Although eBPF has been available for some time, its development and adoption have significantly increased in recent years. The framework's widespread adoption is due to its enormous design advantages, which include stability, safety, and minimal performance impact. eBPF was initially released in a limited capacity in 2014 with Linux kernel 3.18, but making full use of eBPF requires at least Linux kernel 4.4, which was released in 2016.
Open-source software constitutes most of modern software nowadays and poses crucial security risks, which serve as attack vectors for malicious actors. Most of the severe security breaches that organizations suffered in the past year were caused by vulnerabilities in open-source libraries. One great example that is hard to forget is Log4Shell, which even more than a year after its publication still exists in the wild. Open-source security breaches have an extremely wide impact and linger for long periods, thus deserving more attention.
Oligo takes a whole new security approach that goes beyond the traditional technique of monitoring the application as a whole. Rather than simply identifying CVEs and known threats, Oligo employs a granular security approach by breaking down the application into its individual library components and monitoring their behavior at runtime. By inspecting each library's behavior, Oligo can detect any deviations from normal or expected actions, thus providing a more comprehensive security solution.

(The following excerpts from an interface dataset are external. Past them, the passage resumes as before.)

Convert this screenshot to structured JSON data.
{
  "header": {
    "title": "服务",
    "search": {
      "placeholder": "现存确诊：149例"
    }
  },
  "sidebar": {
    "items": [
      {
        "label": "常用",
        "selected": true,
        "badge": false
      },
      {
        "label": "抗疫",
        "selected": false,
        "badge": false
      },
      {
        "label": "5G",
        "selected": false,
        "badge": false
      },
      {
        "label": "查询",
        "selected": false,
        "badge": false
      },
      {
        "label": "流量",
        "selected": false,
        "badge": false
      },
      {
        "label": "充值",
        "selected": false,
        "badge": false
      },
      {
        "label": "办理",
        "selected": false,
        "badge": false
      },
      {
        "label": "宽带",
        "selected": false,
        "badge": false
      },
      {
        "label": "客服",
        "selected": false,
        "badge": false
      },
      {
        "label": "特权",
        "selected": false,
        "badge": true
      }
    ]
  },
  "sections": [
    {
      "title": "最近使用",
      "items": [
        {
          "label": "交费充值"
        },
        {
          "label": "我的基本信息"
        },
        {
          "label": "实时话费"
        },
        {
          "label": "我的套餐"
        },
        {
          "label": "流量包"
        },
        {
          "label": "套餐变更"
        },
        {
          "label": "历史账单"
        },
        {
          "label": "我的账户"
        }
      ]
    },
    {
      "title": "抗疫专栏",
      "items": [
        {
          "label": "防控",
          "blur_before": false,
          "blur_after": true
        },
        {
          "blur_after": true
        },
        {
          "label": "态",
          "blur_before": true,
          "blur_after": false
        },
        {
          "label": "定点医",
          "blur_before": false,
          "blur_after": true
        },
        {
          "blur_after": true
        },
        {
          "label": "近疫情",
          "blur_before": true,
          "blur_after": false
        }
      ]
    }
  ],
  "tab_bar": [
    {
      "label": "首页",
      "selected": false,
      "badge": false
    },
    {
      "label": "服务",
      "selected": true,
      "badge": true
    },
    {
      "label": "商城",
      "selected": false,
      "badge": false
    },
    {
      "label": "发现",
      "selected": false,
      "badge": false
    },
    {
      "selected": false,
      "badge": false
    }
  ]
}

Oligo utilizes eBPF technology to enable kernel-level tracing that covers the entire host, rather than being limited to a single application for which it was configured. As a result, Oligo automatically provides comprehensive security coverage for all the components that exist within the system.
Therefore, Oligo automatically covers a broad attack surface, of known and unknown threats, that exist within the application or in any other component on the host system, without the need for maintenance or applying specific configurations. Oligo is deployed frictionlessly, with a smooth installation process, and shows immediate value with zero development or security team efforts required.
Over the past decade, the goal of RASP has been to tackle runtime security challenges. However, its technical difficulties compromise the stability and performance of the application. Additionally, the traditional security approach employed by RASP has left blind spots in the production server, leaving it defenseless against potential threats. Due to factors such as its high costs, challenging deployment and maintenance requirements, inefficiency, incomplete attack coverage, and the friction it creates, RASP was unable to become a widely adopted and scalable product.
eBPF changed the game by creating the possibility to address the challenges and obstacles that RASP suffers from. eBPF provides a sufficient and effective technology approach by design. Using eBPF it’s feasible to implement kernel-level tracing that applies to the whole host operating system, without interfering with the running application or the operating system. Furthermore, eBPF makes it practicable to implement a comprehensive runtime security solution that oversees the whole system, and not only a specific application, without notable overhead or performance impacts. By using eBPF, Oligo cuts the need to integrate an agent into the running application, which is one of RASP’s main disadvantages.
The time has come to remove the friction associated with runtime application security and bring a scalable product to market. Oligo combines cutting-edge technology and a unique security approach that delivers a revolutionary runtime security solution that overcomes the challenges mentioned above and supports scaled cloud environments.